Data extracts:
****************************************

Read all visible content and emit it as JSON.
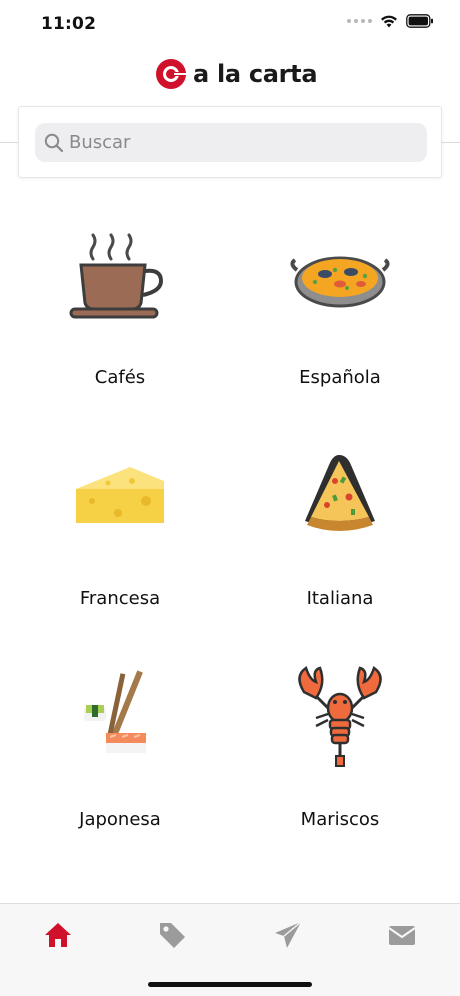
{
  "status_bar": {
    "time": "11:02"
  },
  "header": {
    "logo_text": "a la carta"
  },
  "search": {
    "placeholder": "Buscar",
    "value": ""
  },
  "categories": [
    {
      "label": "Cafés",
      "icon": "coffee-cup-icon"
    },
    {
      "label": "Española",
      "icon": "paella-pan-icon"
    },
    {
      "label": "Francesa",
      "icon": "cheese-wedge-icon"
    },
    {
      "label": "Italiana",
      "icon": "pizza-slice-icon"
    },
    {
      "label": "Japonesa",
      "icon": "sushi-chopsticks-icon"
    },
    {
      "label": "Mariscos",
      "icon": "lobster-icon"
    }
  ],
  "tabbar": {
    "items": [
      {
        "name": "home",
        "icon": "home-icon",
        "active": true
      },
      {
        "name": "offers",
        "icon": "tag-icon",
        "active": false
      },
      {
        "name": "send",
        "icon": "paper-plane-icon",
        "active": false
      },
      {
        "name": "messages",
        "icon": "envelope-icon",
        "active": false
      }
    ]
  },
  "colors": {
    "brand": "#d0112b",
    "tab_inactive": "#9b9b9b",
    "text": "#111111"
  }
}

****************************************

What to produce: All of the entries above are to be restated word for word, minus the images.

Answer for this exercise:
Read all visible content and emit it as JSON.
{
  "status_bar": {
    "time": "11:02"
  },
  "header": {
    "logo_text": "a la carta"
  },
  "search": {
    "placeholder": "Buscar",
    "value": ""
  },
  "categories": [
    {
      "label": "Cafés",
      "icon": "coffee-cup-icon"
    },
    {
      "label": "Española",
      "icon": "paella-pan-icon"
    },
    {
      "label": "Francesa",
      "icon": "cheese-wedge-icon"
    },
    {
      "label": "Italiana",
      "icon": "pizza-slice-icon"
    },
    {
      "label": "Japonesa",
      "icon": "sushi-chopsticks-icon"
    },
    {
      "label": "Mariscos",
      "icon": "lobster-icon"
    }
  ],
  "tabbar": {
    "items": [
      {
        "name": "home",
        "icon": "home-icon",
        "active": true
      },
      {
        "name": "offers",
        "icon": "tag-icon",
        "active": false
      },
      {
        "name": "send",
        "icon": "paper-plane-icon",
        "active": false
      },
      {
        "name": "messages",
        "icon": "envelope-icon",
        "active": false
      }
    ]
  },
  "colors": {
    "brand": "#d0112b",
    "tab_inactive": "#9b9b9b",
    "text": "#111111"
  }
}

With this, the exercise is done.